The health district memo says “shelter providers have the necessary skills and experience to work with the populations who seek their help.” But not all providers agree on this point.
UGM has the capacity to expand and isolate guests who test positive, said Phil Altmeyer, executive director of UGM. COVID-positive people are isolated in the same dorm, and Altmeyer said they could open more dorms for isolation.
Not all providers have as much space as UGM however.
Creating a separate area to quarantine potentially positive people would likely reduce shelter beds due to staffing concerns at VOA shelters, and that could only happen if VOA could gain access to the necessary personal protective equipment to protect its staff.
At Hope House most residents in the respite beds, where people recently released from the hospital go to continue their recovery, are high risk, making it even more dangerous to have potentially COVID-positive people in the facility.
Miller said he would like a concerted centralized plan for shelters to deal with guests who need to be quarantined. That way people who are homeless and stay at multiple shelters would know the rules across each provider and would receive the same level of care, Miller said.

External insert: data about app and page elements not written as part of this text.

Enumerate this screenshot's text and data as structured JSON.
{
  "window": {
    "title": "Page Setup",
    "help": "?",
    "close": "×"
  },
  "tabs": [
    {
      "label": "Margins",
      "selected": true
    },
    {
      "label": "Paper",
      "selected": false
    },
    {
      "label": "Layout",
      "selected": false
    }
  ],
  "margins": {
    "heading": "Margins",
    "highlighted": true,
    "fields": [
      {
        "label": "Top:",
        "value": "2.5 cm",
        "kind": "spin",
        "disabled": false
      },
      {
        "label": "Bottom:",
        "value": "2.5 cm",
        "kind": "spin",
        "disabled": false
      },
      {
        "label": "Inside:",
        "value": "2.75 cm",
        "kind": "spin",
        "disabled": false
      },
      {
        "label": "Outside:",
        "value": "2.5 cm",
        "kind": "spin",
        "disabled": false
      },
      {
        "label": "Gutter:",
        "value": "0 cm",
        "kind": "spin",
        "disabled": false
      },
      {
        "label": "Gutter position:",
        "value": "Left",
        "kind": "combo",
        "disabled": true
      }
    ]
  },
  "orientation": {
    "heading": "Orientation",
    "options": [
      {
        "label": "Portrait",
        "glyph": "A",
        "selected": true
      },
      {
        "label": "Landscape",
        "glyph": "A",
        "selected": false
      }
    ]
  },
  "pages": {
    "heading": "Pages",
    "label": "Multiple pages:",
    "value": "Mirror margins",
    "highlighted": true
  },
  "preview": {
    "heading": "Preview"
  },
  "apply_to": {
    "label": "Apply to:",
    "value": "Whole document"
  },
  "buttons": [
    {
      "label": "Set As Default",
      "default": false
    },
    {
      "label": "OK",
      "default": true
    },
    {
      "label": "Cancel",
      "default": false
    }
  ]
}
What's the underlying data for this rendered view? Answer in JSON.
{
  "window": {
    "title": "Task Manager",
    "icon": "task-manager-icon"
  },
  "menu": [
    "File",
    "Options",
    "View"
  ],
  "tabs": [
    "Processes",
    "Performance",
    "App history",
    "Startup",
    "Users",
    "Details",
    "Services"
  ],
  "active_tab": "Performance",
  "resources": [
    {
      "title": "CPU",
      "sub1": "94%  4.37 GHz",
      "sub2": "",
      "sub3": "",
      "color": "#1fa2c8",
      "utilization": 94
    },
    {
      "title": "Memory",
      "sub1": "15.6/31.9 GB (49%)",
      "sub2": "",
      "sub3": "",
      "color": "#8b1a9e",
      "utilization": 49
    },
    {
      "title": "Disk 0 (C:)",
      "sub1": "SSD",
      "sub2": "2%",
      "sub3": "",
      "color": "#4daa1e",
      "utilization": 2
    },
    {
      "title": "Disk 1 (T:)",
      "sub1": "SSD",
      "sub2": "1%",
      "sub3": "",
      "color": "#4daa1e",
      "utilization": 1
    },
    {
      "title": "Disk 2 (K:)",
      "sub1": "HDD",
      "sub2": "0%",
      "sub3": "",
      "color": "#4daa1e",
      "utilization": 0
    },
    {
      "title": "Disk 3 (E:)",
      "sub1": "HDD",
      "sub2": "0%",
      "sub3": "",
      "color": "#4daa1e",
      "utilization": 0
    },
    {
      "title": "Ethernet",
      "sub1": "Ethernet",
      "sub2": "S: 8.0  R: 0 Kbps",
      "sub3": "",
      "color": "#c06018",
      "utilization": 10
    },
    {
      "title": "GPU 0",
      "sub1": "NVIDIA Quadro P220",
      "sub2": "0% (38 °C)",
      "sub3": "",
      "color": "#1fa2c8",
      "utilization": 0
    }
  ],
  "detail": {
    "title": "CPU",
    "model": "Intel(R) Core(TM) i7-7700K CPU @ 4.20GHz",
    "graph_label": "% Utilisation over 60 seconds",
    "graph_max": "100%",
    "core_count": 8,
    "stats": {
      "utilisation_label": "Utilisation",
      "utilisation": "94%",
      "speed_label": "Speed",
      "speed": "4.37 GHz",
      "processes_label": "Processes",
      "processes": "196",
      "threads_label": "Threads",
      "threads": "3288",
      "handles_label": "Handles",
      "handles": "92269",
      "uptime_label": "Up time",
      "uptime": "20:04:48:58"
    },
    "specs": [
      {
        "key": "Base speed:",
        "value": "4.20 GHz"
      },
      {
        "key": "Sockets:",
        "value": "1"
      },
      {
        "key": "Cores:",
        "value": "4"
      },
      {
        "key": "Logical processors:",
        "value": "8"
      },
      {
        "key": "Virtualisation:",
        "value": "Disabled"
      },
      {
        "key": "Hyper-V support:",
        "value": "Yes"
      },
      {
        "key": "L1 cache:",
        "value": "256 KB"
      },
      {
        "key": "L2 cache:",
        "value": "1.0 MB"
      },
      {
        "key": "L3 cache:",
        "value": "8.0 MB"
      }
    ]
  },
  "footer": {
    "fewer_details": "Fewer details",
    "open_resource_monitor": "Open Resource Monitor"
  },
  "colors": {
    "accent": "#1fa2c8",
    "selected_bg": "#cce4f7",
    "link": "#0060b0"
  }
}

Shelter providers from Catholic Charities, the Guardians, Transitions, VOA and Union Gospel Mission signed off on an email to Administrator Amelia Clark and Health Officer Dr. Francisco Velázquez on Friday expressing concerns about staffing should they be required to isolate people.
“We are unable to provide formal isolation at quarantine spaces at our shelter sites,” the email says. “Please seek an immediate solution to this issue. We are fearful that many shelters will have little choice but to simply send COVID positive cases to the ER or hospital or urgent care clinics, which would put a profoundly dangerous burden on an already overwhelmed system.”